In Singapore’s Changi Airport there is a sculpture in Terminal 1 made of bronze drops. Above the terminal, these drops fly in patterns, shapes and movements, all controlled by a set of servo motors and servo drives. Made by ART + COM, the system was designed to represent movement and flying, and also to recreate the old terminal artwork that was on display before the renovation in July of 2012. Watch the video below of the project and the display in action:
Servos are uniquely suited to kinetic artwork like this because they can keep position after running for years, meaning you don’t need someone to do routine maintenance on this art installation in the airport. There are no raindrops that just stop floating with the others because of a malfunction weeks after installation like many other kinetic works of art. On top of that, the motion control can control the movements in a way that makes it easier to program for tiny movements, like replicating a bird flying or undulating waves. Servos are highly sophisticated despite their simplicity of construction compared to more complex technologies.

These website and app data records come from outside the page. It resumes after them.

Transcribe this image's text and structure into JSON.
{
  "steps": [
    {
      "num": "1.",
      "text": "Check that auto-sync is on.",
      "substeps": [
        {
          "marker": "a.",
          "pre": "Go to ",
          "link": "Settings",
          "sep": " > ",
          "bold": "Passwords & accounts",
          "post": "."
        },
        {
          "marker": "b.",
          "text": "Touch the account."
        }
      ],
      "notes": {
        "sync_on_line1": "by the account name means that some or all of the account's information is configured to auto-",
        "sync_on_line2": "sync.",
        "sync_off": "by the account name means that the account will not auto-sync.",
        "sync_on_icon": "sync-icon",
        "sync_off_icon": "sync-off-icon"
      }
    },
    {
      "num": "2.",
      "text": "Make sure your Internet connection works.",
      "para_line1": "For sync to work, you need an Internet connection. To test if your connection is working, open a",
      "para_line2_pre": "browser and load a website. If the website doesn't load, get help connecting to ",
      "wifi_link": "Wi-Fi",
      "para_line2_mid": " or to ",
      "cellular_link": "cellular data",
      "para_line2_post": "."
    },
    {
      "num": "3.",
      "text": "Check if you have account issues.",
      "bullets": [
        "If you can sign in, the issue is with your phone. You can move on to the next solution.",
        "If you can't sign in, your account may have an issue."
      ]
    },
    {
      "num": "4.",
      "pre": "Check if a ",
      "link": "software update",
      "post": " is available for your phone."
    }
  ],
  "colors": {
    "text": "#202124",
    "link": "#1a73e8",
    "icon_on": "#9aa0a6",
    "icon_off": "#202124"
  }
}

Servo motors are everywhere. From painting using robotic arms or creating programming works of art to packaging up the world’s consumer goods, servo motors are an integral part of our daily lives, whether we give much thought to them or not. We think about servo motors all day, since that’s our business. But even manufacturers forget what forces make their companies run.

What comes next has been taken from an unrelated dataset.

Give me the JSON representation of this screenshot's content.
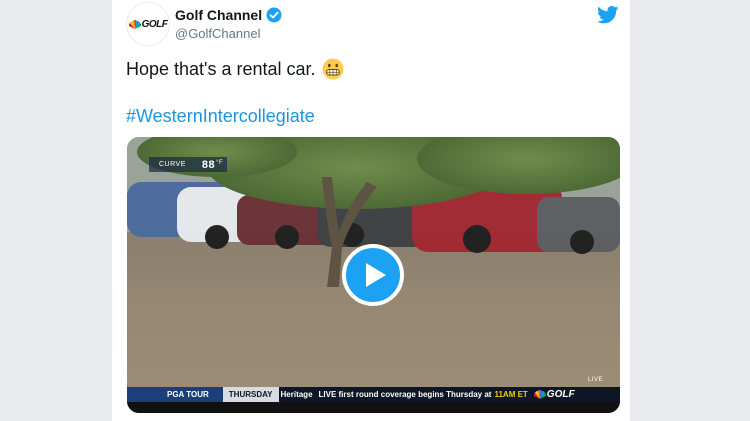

Our goal is to keep you from having to give too much thought to your servo motors — let us do all the work for you. Just give us a call when your Rexroth or Indramat motion control needs service.